by Donald Gross
Last October, the US Government greatly expanded its protection of critical American technologies by requiring companies that are negotiating foreign investments in technologies controlled by US export laws to report pending transactions to the Committee on Foreign Investment in the United States (CFIUS).
Most companies investing in US technologies don’t realize just how drastic a change this was because they understandably think of an “export” as simply consisting of transporting a product or service overseas so it can be utilized by a customer living there.
The actual definition of an “export” under applicable US law is far broader than that – and violations of the rules can easily trigger investigations and audits, resulting in severe penalties for unwitting foreign companies and investors.
When a US subsidiary or affiliate of a foreign company in the US communicates with an executive of the parent company located overseas, it engages in ”exporting” and can violate US law and regulations by doing any of the following:
If a foreign company from China, Europe or other countries is making a major investment in US critical technologies, it should adopt the prudent approach of planning to institute “safeguards” through a technology control plan that protects the technology under US law.

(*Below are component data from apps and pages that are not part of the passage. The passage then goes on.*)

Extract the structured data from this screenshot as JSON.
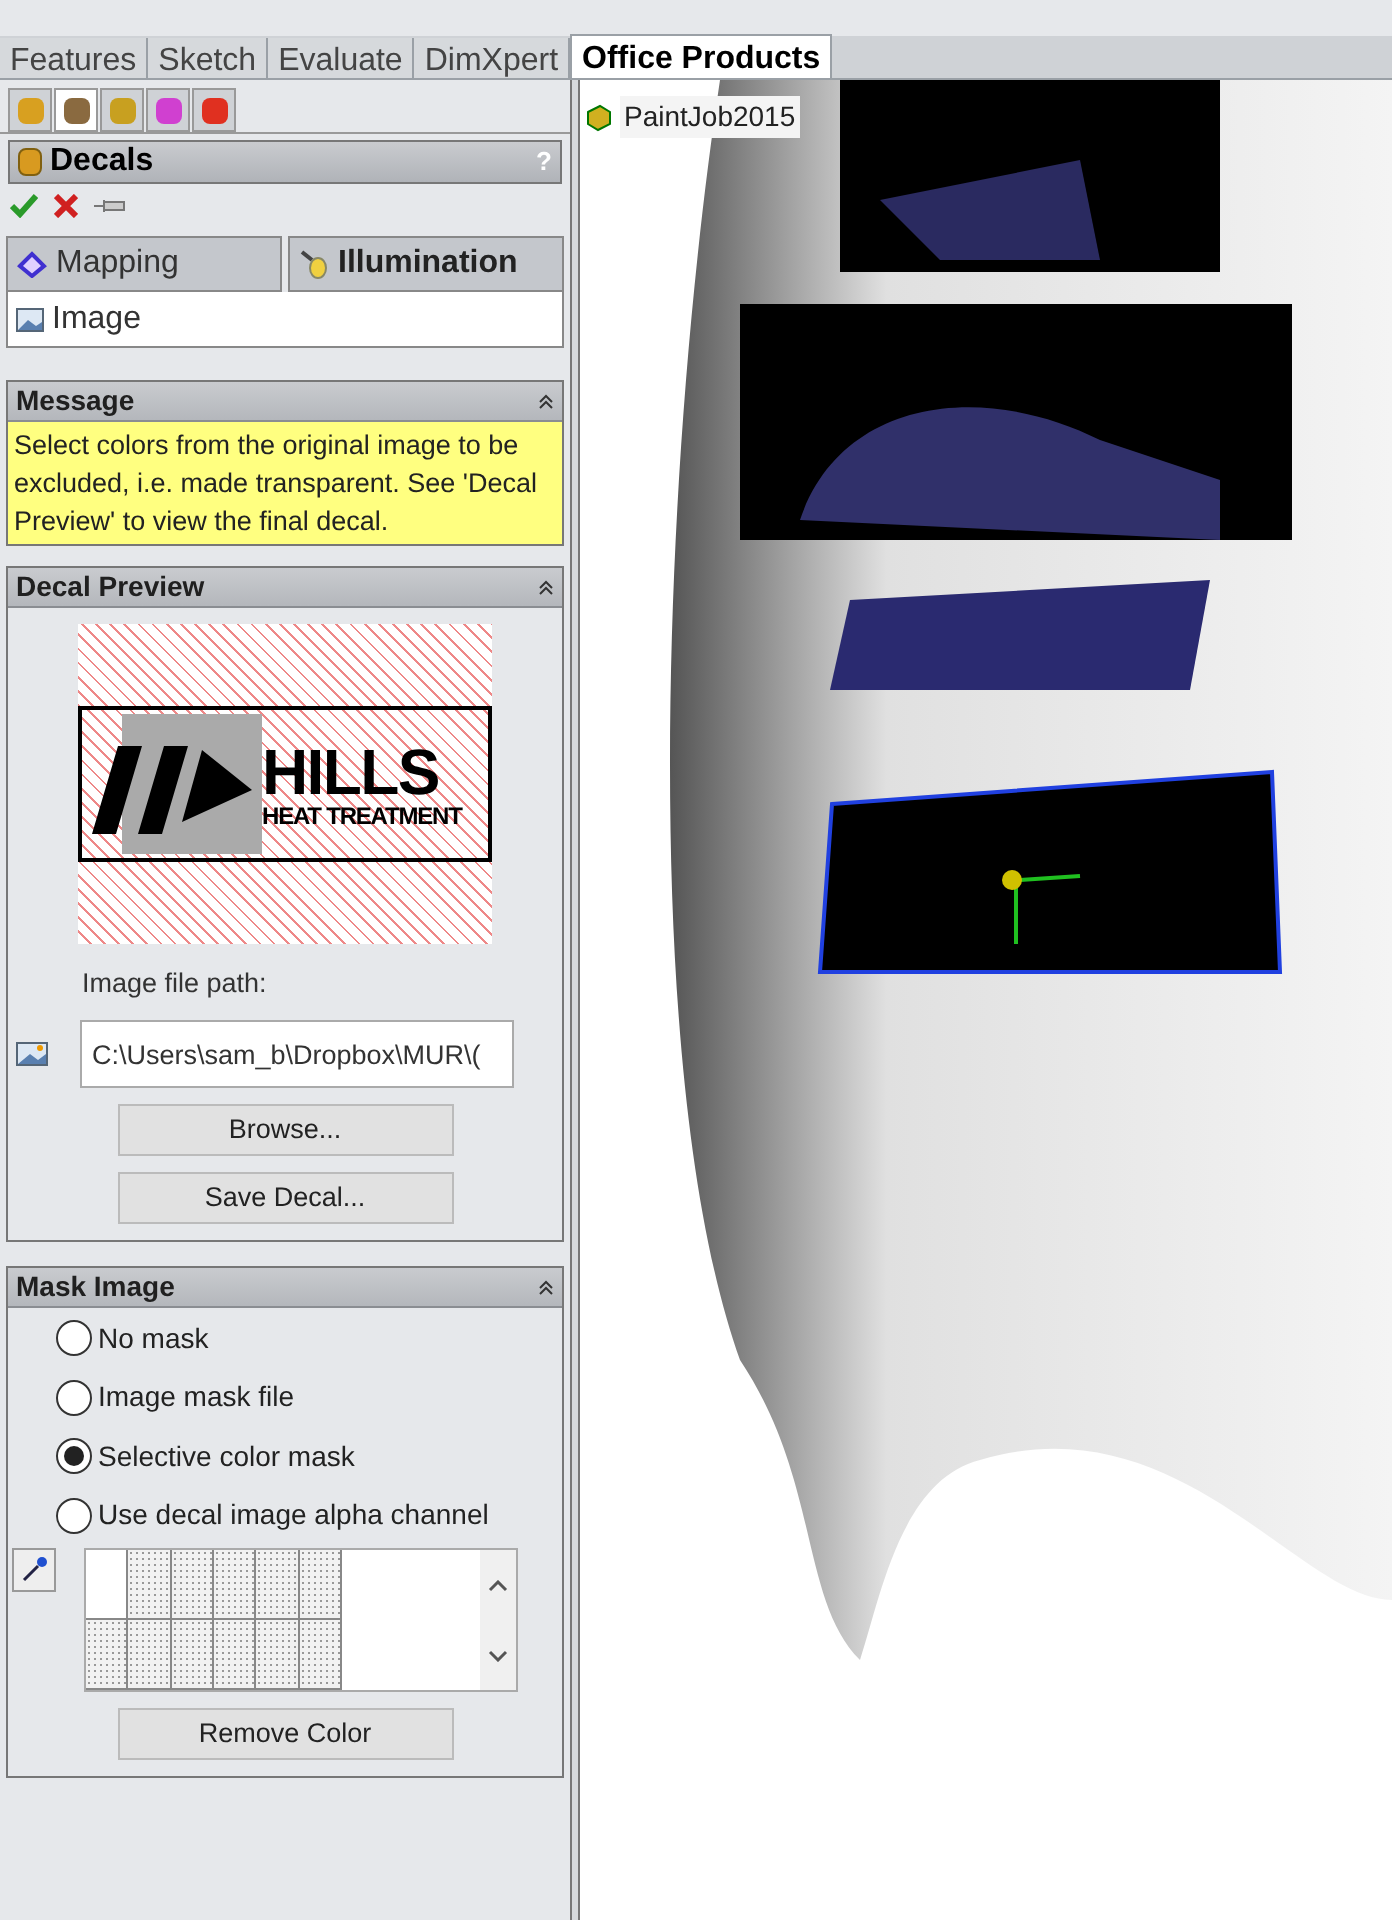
{
  "command_tabs": [
    {
      "label": "Features",
      "selected": false
    },
    {
      "label": "Sketch",
      "selected": false
    },
    {
      "label": "Evaluate",
      "selected": false
    },
    {
      "label": "DimXpert",
      "selected": false
    },
    {
      "label": "Office Products",
      "selected": true
    }
  ],
  "manager_tabs": [
    {
      "kind": "feature",
      "selected": false
    },
    {
      "kind": "property",
      "selected": true
    },
    {
      "kind": "config",
      "selected": false
    },
    {
      "kind": "dimxpert",
      "selected": false
    },
    {
      "kind": "display",
      "selected": false
    }
  ],
  "panel": {
    "title": "Decals",
    "help": "?"
  },
  "sub_tabs": [
    {
      "label": "Mapping",
      "kind": "mapping",
      "selected": false
    },
    {
      "label": "Illumination",
      "kind": "illumination",
      "selected": false
    }
  ],
  "image_tab": {
    "label": "Image"
  },
  "message": {
    "title": "Message",
    "text": "Select colors from the original image to be excluded, i.e. made transparent. See 'Decal Preview' to view the final decal.",
    "expanded": true
  },
  "decal_preview": {
    "title": "Decal Preview",
    "expanded": true,
    "logo_lines": [
      "HILLS",
      "HEAT TREATMENT"
    ],
    "path_label": "Image file path:",
    "path_value": "C:\\Users\\sam_b\\Dropbox\\MUR\\(",
    "buttons": [
      "Browse...",
      "Save Decal..."
    ]
  },
  "mask_image": {
    "title": "Mask Image",
    "expanded": true,
    "options": [
      {
        "label": "No mask",
        "selected": false
      },
      {
        "label": "Image mask file",
        "selected": false
      },
      {
        "label": "Selective color mask",
        "selected": true
      },
      {
        "label": "Use decal image alpha channel",
        "selected": false
      }
    ],
    "button": "Remove Color"
  },
  "tree": {
    "item": "PaintJob2015"
  }
}
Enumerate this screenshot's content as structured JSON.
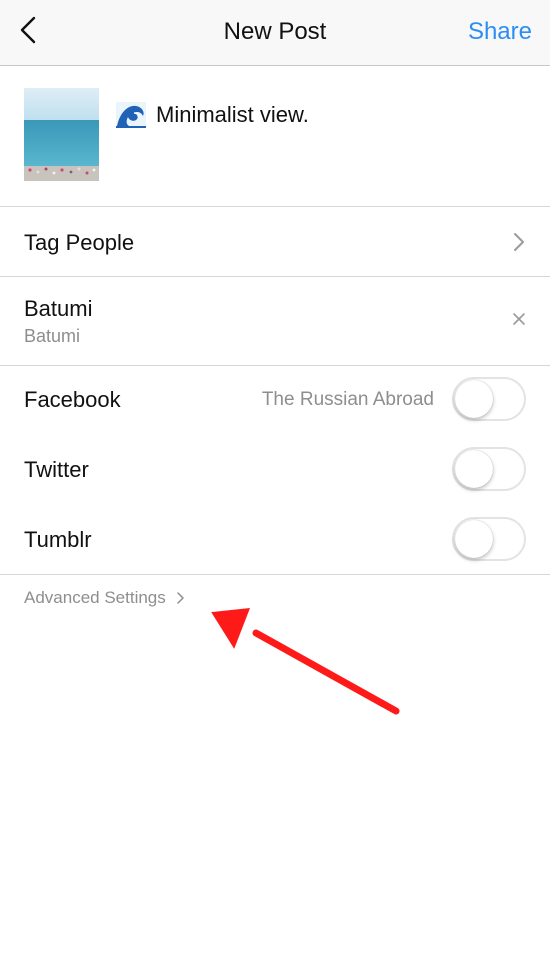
{
  "navbar": {
    "back_icon": "chevron-left-icon",
    "title": "New Post",
    "share_label": "Share",
    "accent_color": "#2b8ef3"
  },
  "post": {
    "caption_emoji_icon": "water-wave-emoji-icon",
    "caption": "Minimalist view."
  },
  "tag_people": {
    "label": "Tag People",
    "icon": "chevron-right-icon"
  },
  "location": {
    "title": "Batumi",
    "subtitle": "Batumi",
    "clear_icon": "close-icon"
  },
  "sharing": [
    {
      "label": "Facebook",
      "account": "The Russian Abroad",
      "enabled": false
    },
    {
      "label": "Twitter",
      "account": "",
      "enabled": false
    },
    {
      "label": "Tumblr",
      "account": "",
      "enabled": false
    }
  ],
  "advanced": {
    "label": "Advanced Settings",
    "icon": "chevron-right-icon"
  },
  "annotation": {
    "arrow_color": "#ff1a1a"
  }
}
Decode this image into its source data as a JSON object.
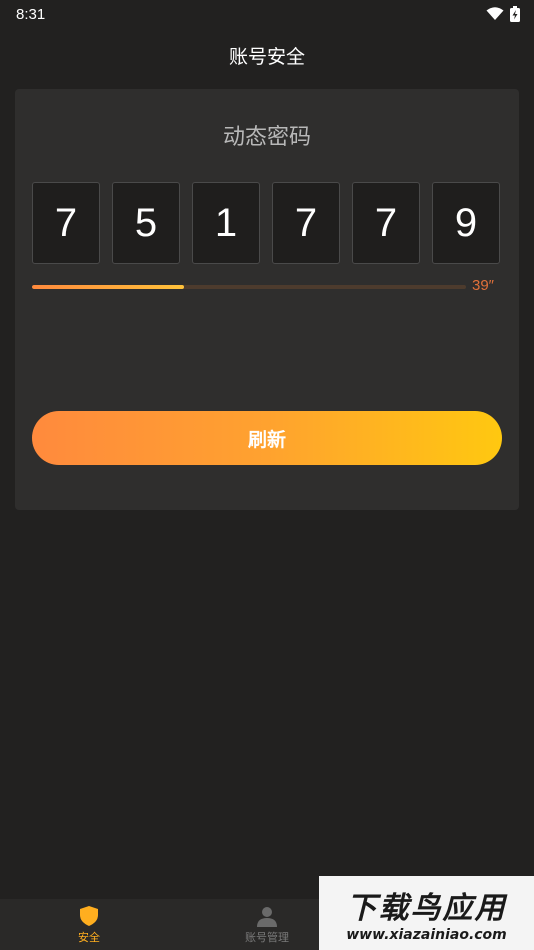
{
  "status_bar": {
    "time": "8:31",
    "icons": [
      "wifi-icon",
      "battery-charging-icon"
    ]
  },
  "header": {
    "title": "账号安全"
  },
  "card": {
    "title": "动态密码",
    "digits": [
      "7",
      "5",
      "1",
      "7",
      "7",
      "9"
    ],
    "progress_fraction": 0.35,
    "countdown": "39″",
    "refresh_label": "刷新"
  },
  "colors": {
    "accent_start": "#ff8a3d",
    "accent_end": "#ffc810",
    "countdown": "#e0703a",
    "nav_active": "#ffae1f"
  },
  "bottom_nav": {
    "items": [
      {
        "label": "安全",
        "icon": "shield-icon",
        "active": true
      },
      {
        "label": "账号管理",
        "icon": "user-icon",
        "active": false
      }
    ]
  },
  "watermark": {
    "main": "下载鸟应用",
    "sub": "www.xiazainiao.com"
  }
}
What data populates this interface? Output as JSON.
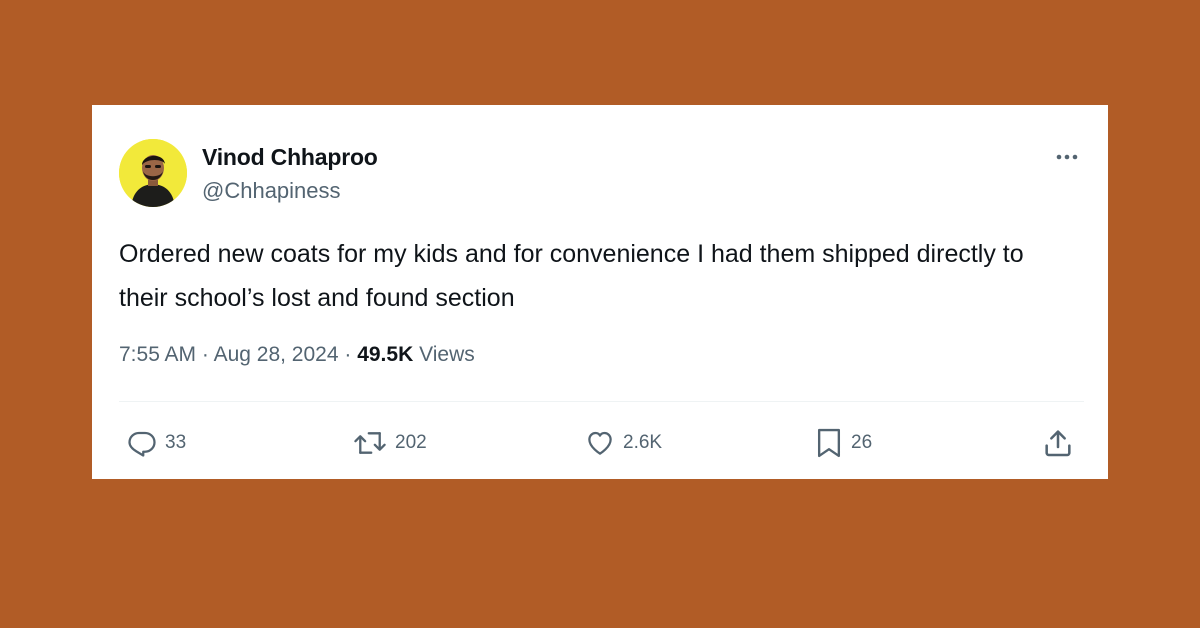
{
  "author": {
    "name": "Vinod Chhaproo",
    "handle": "@Chhapiness"
  },
  "tweet": {
    "text": "Ordered new coats for my kids and for convenience I had them shipped directly to their school’s lost and found section",
    "time": "7:55 AM",
    "date": "Aug 28, 2024",
    "views_count": "49.5K",
    "views_label": "Views"
  },
  "actions": {
    "replies": "33",
    "reposts": "202",
    "likes": "2.6K",
    "bookmarks": "26"
  },
  "colors": {
    "background": "#b15c26",
    "card": "#ffffff",
    "primary_text": "#0f1419",
    "secondary_text": "#536471",
    "avatar_bg": "#f2e93a"
  },
  "icons": {
    "more": "more-horizontal-icon",
    "reply": "reply-icon",
    "repost": "repost-icon",
    "like": "heart-icon",
    "bookmark": "bookmark-icon",
    "share": "share-icon"
  }
}
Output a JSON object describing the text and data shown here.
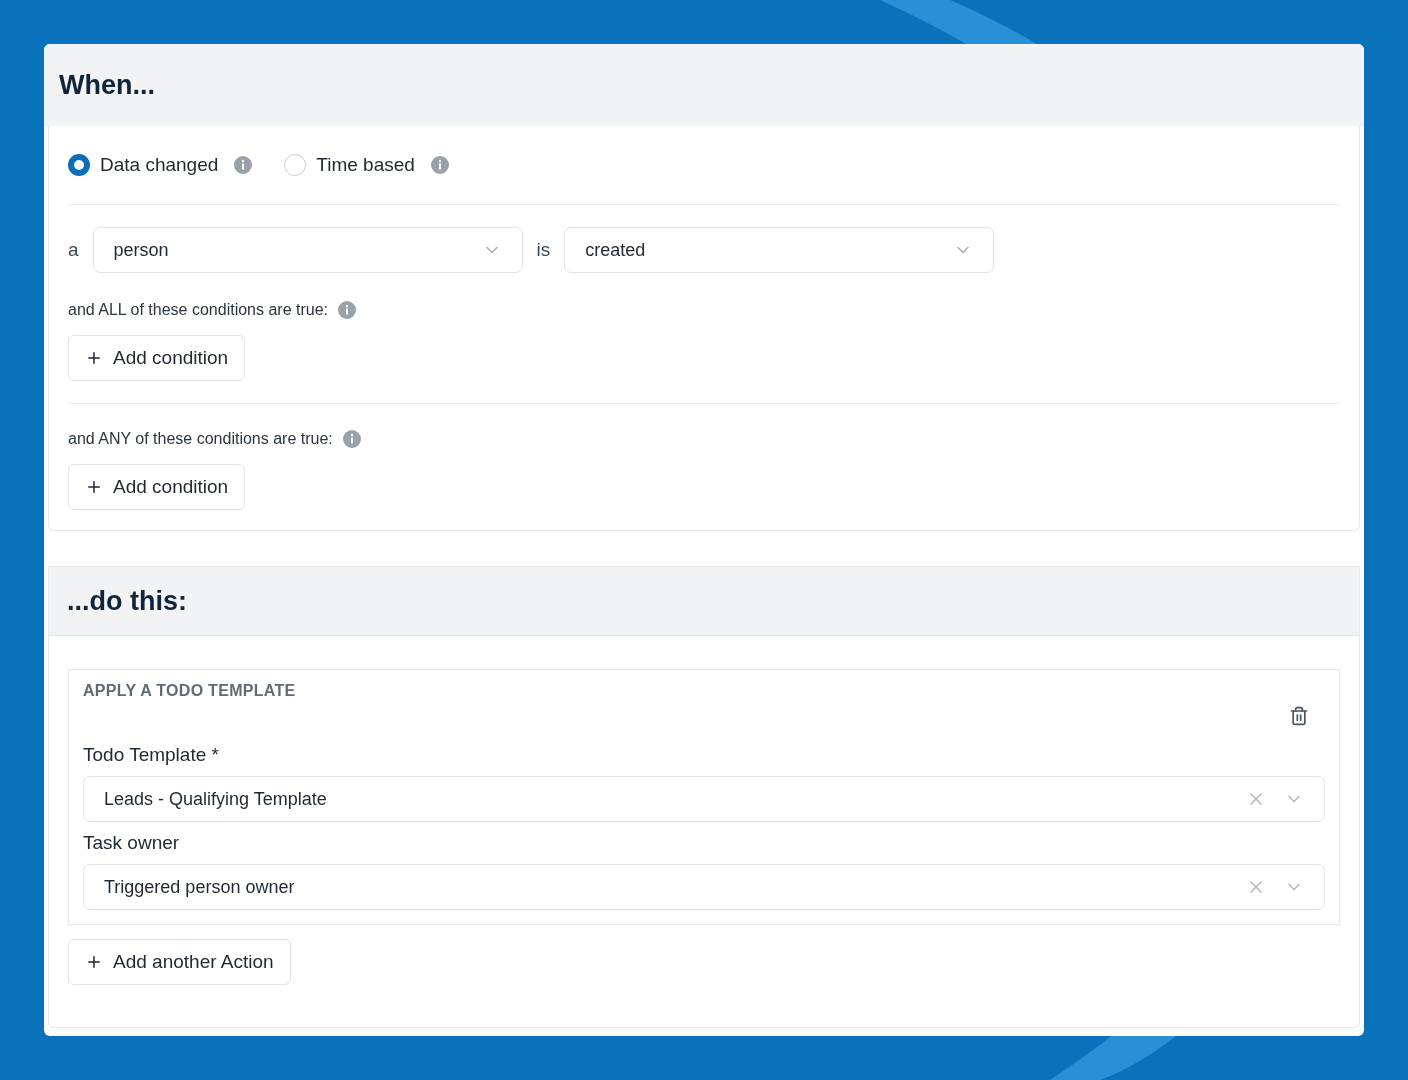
{
  "when": {
    "title": "When...",
    "triggers": [
      {
        "label": "Data changed",
        "selected": true
      },
      {
        "label": "Time based",
        "selected": false
      }
    ],
    "subject": {
      "prefix": "a",
      "value": "person"
    },
    "event": {
      "prefix": "is",
      "value": "created"
    },
    "condition_groups": [
      {
        "label": "and ALL of these conditions are true:",
        "button": "Add condition"
      },
      {
        "label": "and ANY of these conditions are true:",
        "button": "Add condition"
      }
    ]
  },
  "do_this": {
    "title": "...do this:",
    "actions": [
      {
        "heading": "APPLY A TODO TEMPLATE",
        "fields": [
          {
            "label": "Todo Template *",
            "value": "Leads - Qualifying Template"
          },
          {
            "label": "Task owner",
            "value": "Triggered person owner"
          }
        ]
      }
    ],
    "add_button": "Add another Action"
  }
}
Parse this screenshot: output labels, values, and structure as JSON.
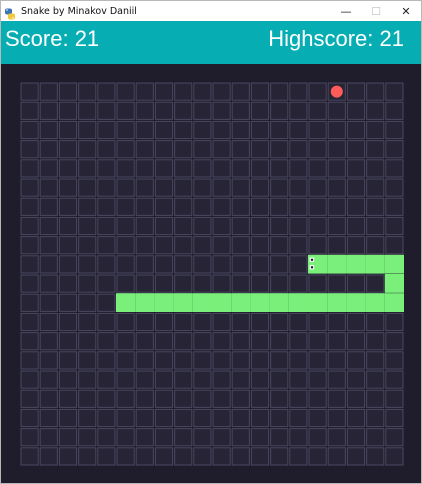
{
  "window": {
    "title": "Snake by Minakov Daniil",
    "controls": {
      "minimize": "—",
      "maximize": "☐",
      "close": "✕"
    }
  },
  "header": {
    "score_text": "Score: 21",
    "highscore_text": "Highscore: 21",
    "background_color": "#06aeb4"
  },
  "game": {
    "grid": {
      "columns": 20,
      "rows": 20
    },
    "colors": {
      "board_background": "#1f1d2b",
      "cell_fill": "#272535",
      "cell_border": "#4a4660",
      "snake": "#7af07a",
      "food": "#ff5b5b",
      "eye": "#1f1d2b"
    },
    "direction": "left",
    "food": {
      "col": 16,
      "row": 0
    },
    "snake": [
      {
        "col": 15,
        "row": 9
      },
      {
        "col": 16,
        "row": 9
      },
      {
        "col": 17,
        "row": 9
      },
      {
        "col": 18,
        "row": 9
      },
      {
        "col": 19,
        "row": 9
      },
      {
        "col": 19,
        "row": 10
      },
      {
        "col": 19,
        "row": 11
      },
      {
        "col": 18,
        "row": 11
      },
      {
        "col": 17,
        "row": 11
      },
      {
        "col": 16,
        "row": 11
      },
      {
        "col": 15,
        "row": 11
      },
      {
        "col": 14,
        "row": 11
      },
      {
        "col": 13,
        "row": 11
      },
      {
        "col": 12,
        "row": 11
      },
      {
        "col": 11,
        "row": 11
      },
      {
        "col": 10,
        "row": 11
      },
      {
        "col": 9,
        "row": 11
      },
      {
        "col": 8,
        "row": 11
      },
      {
        "col": 7,
        "row": 11
      },
      {
        "col": 6,
        "row": 11
      },
      {
        "col": 5,
        "row": 11
      }
    ]
  }
}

Without these safeguards in place, the US Government can impose criminal penalties of up to 20 years imprisonment and $1 million in fines for each violation. Civil monetary penalties can reach up to $300,000 per violation or twice the value of the transaction, whichever is greater. Violators can also suffer denial of their export privileges.
Through a technology control plan, companies can establish safeguards that prevent unauthorized access to sensitive technical data by:
Donald Gross is managing partner of Donald Gross Law and special counsel to VCL Legal in Washington, DC. He provides expert legal advice and assistance to client companies that need to comply with strict CFIUS, export control, sanctions, US Customs and FCPA regulations. He draws on decades of experience in private law practice as well as public service at the US State Department, US Arms Control Agency, and White House national security council.